GIVEN RECORDS START
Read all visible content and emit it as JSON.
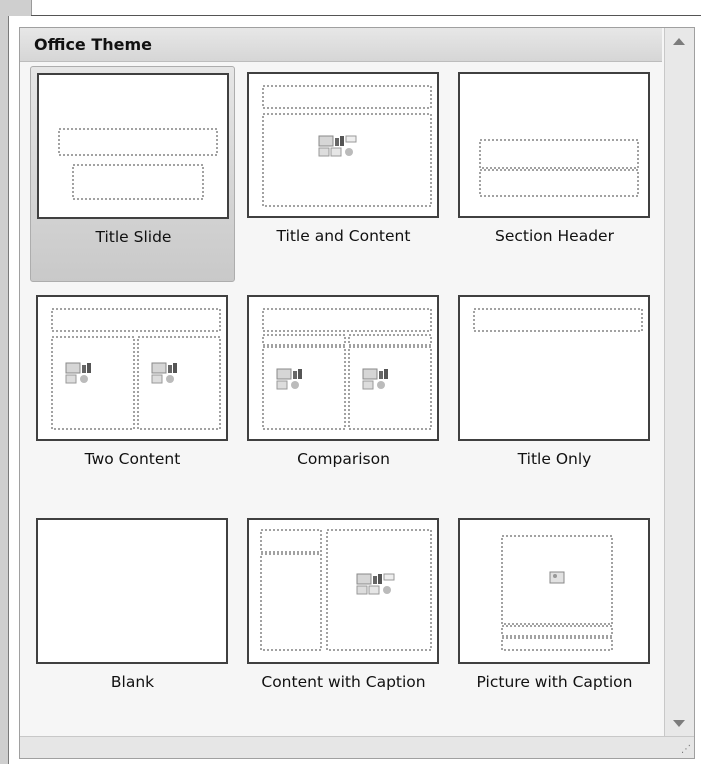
{
  "gallery": {
    "header_title": "Office Theme",
    "layouts": [
      {
        "name": "Title Slide",
        "selected": true
      },
      {
        "name": "Title and Content",
        "selected": false
      },
      {
        "name": "Section Header",
        "selected": false
      },
      {
        "name": "Two Content",
        "selected": false
      },
      {
        "name": "Comparison",
        "selected": false
      },
      {
        "name": "Title Only",
        "selected": false
      },
      {
        "name": "Blank",
        "selected": false
      },
      {
        "name": "Content with Caption",
        "selected": false
      },
      {
        "name": "Picture with Caption",
        "selected": false
      }
    ]
  },
  "icons": {
    "scroll_up": "chevron-up-icon",
    "scroll_down": "chevron-down-icon",
    "resize": "resize-grip-icon",
    "content_placeholder": "content-placeholder-icon",
    "picture_placeholder": "picture-placeholder-icon"
  },
  "colors": {
    "border": "#404040",
    "selected": "#c9c9c9",
    "header": "#dcdcdc"
  }
}
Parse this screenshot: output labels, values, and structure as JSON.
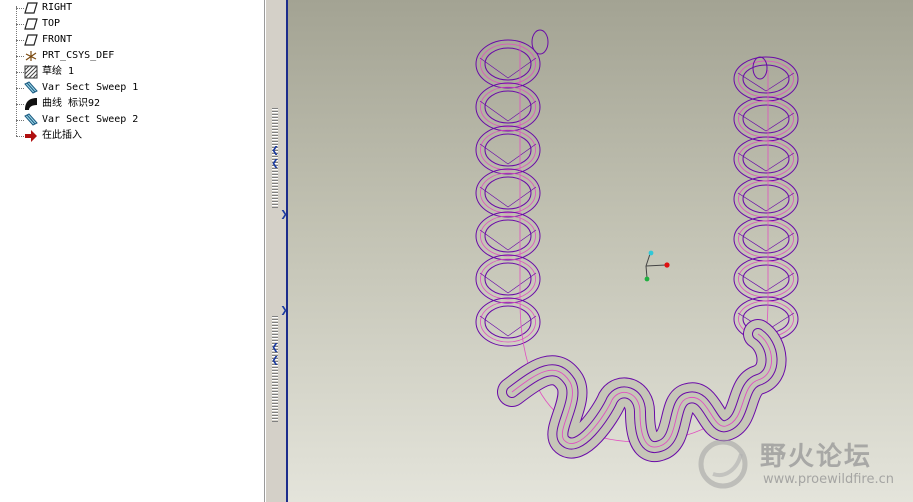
{
  "model_tree": {
    "items": [
      {
        "label": "RIGHT",
        "icon": "datum-plane-icon"
      },
      {
        "label": "TOP",
        "icon": "datum-plane-icon"
      },
      {
        "label": "FRONT",
        "icon": "datum-plane-icon"
      },
      {
        "label": "PRT_CSYS_DEF",
        "icon": "coordinate-system-icon"
      },
      {
        "label": "草绘 1",
        "icon": "sketch-icon"
      },
      {
        "label": "Var Sect Sweep 1",
        "icon": "var-sect-sweep-icon"
      },
      {
        "label": "曲线 标识92",
        "icon": "curve-icon"
      },
      {
        "label": "Var Sect Sweep 2",
        "icon": "var-sect-sweep-icon"
      },
      {
        "label": "在此插入",
        "icon": "insert-here-arrow-icon"
      }
    ]
  },
  "watermark": {
    "title": "野火论坛",
    "url": "www.proewildfire.cn"
  },
  "colors": {
    "spring_outline": "#6a0aa8",
    "spring_center": "#e050c0",
    "background_top": "#a3a393",
    "background_bottom": "#e4e4db"
  }
}
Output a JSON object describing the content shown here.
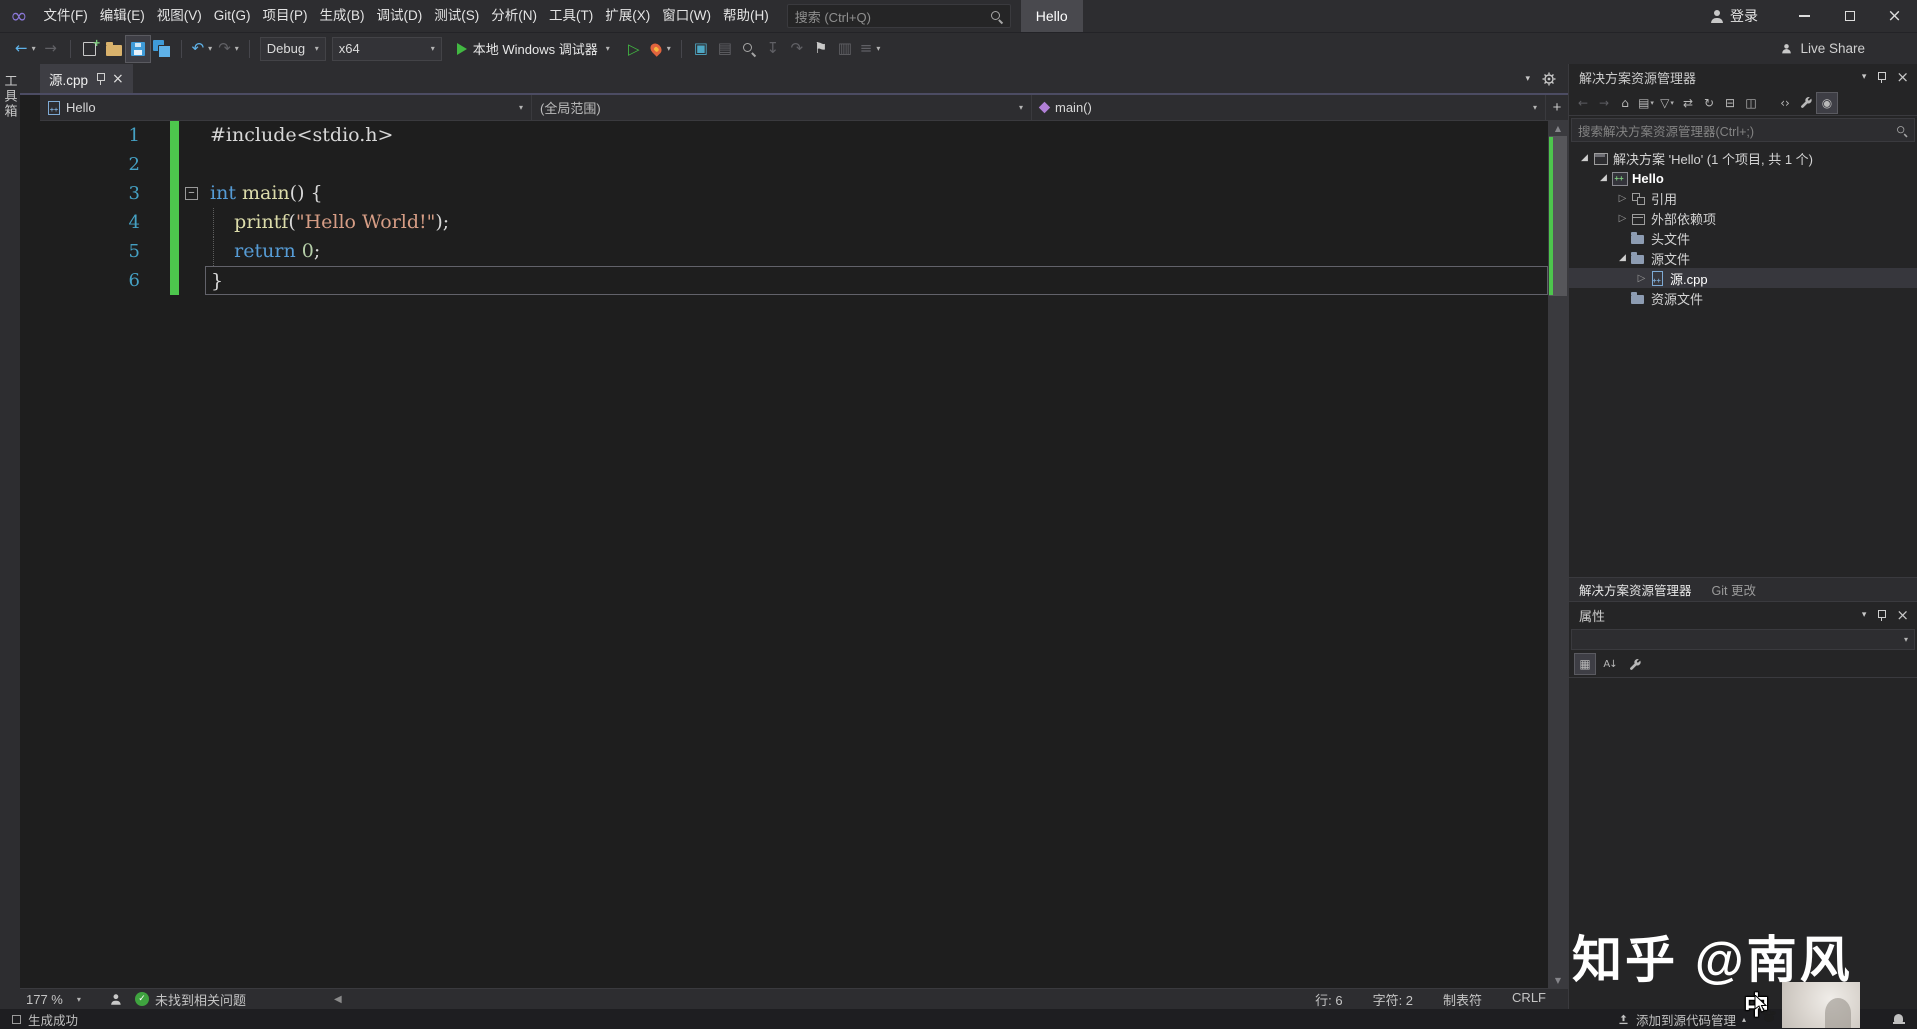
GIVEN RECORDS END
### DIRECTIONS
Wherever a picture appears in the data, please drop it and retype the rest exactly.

### TASK SOLUTION
Read all visible content and emit it as JSON.
{
  "gallery": {
    "header_title": "Office Theme",
    "layouts": [
      {
        "name": "Title Slide",
        "selected": true
      },
      {
        "name": "Title and Content",
        "selected": false
      },
      {
        "name": "Section Header",
        "selected": false
      },
      {
        "name": "Two Content",
        "selected": false
      },
      {
        "name": "Comparison",
        "selected": false
      },
      {
        "name": "Title Only",
        "selected": false
      },
      {
        "name": "Blank",
        "selected": false
      },
      {
        "name": "Content with Caption",
        "selected": false
      },
      {
        "name": "Picture with Caption",
        "selected": false
      }
    ]
  },
  "icons": {
    "scroll_up": "chevron-up-icon",
    "scroll_down": "chevron-down-icon",
    "resize": "resize-grip-icon",
    "content_placeholder": "content-placeholder-icon",
    "picture_placeholder": "picture-placeholder-icon"
  },
  "colors": {
    "border": "#404040",
    "selected": "#c9c9c9",
    "header": "#dcdcdc"
  }
}
Parse this screenshot: output labels, values, and structure as JSON.
{
  "model_tree": {
    "items": [
      {
        "label": "RIGHT",
        "icon": "datum-plane-icon"
      },
      {
        "label": "TOP",
        "icon": "datum-plane-icon"
      },
      {
        "label": "FRONT",
        "icon": "datum-plane-icon"
      },
      {
        "label": "PRT_CSYS_DEF",
        "icon": "coordinate-system-icon"
      },
      {
        "label": "草绘 1",
        "icon": "sketch-icon"
      },
      {
        "label": "Var Sect Sweep 1",
        "icon": "var-sect-sweep-icon"
      },
      {
        "label": "曲线 标识92",
        "icon": "curve-icon"
      },
      {
        "label": "Var Sect Sweep 2",
        "icon": "var-sect-sweep-icon"
      },
      {
        "label": "在此插入",
        "icon": "insert-here-arrow-icon"
      }
    ]
  },
  "watermark": {
    "title": "野火论坛",
    "url": "www.proewildfire.cn"
  },
  "colors": {
    "spring_outline": "#6a0aa8",
    "spring_center": "#e050c0",
    "background_top": "#a3a393",
    "background_bottom": "#e4e4db"
  }
}
Output a JSON object describing the content shown here.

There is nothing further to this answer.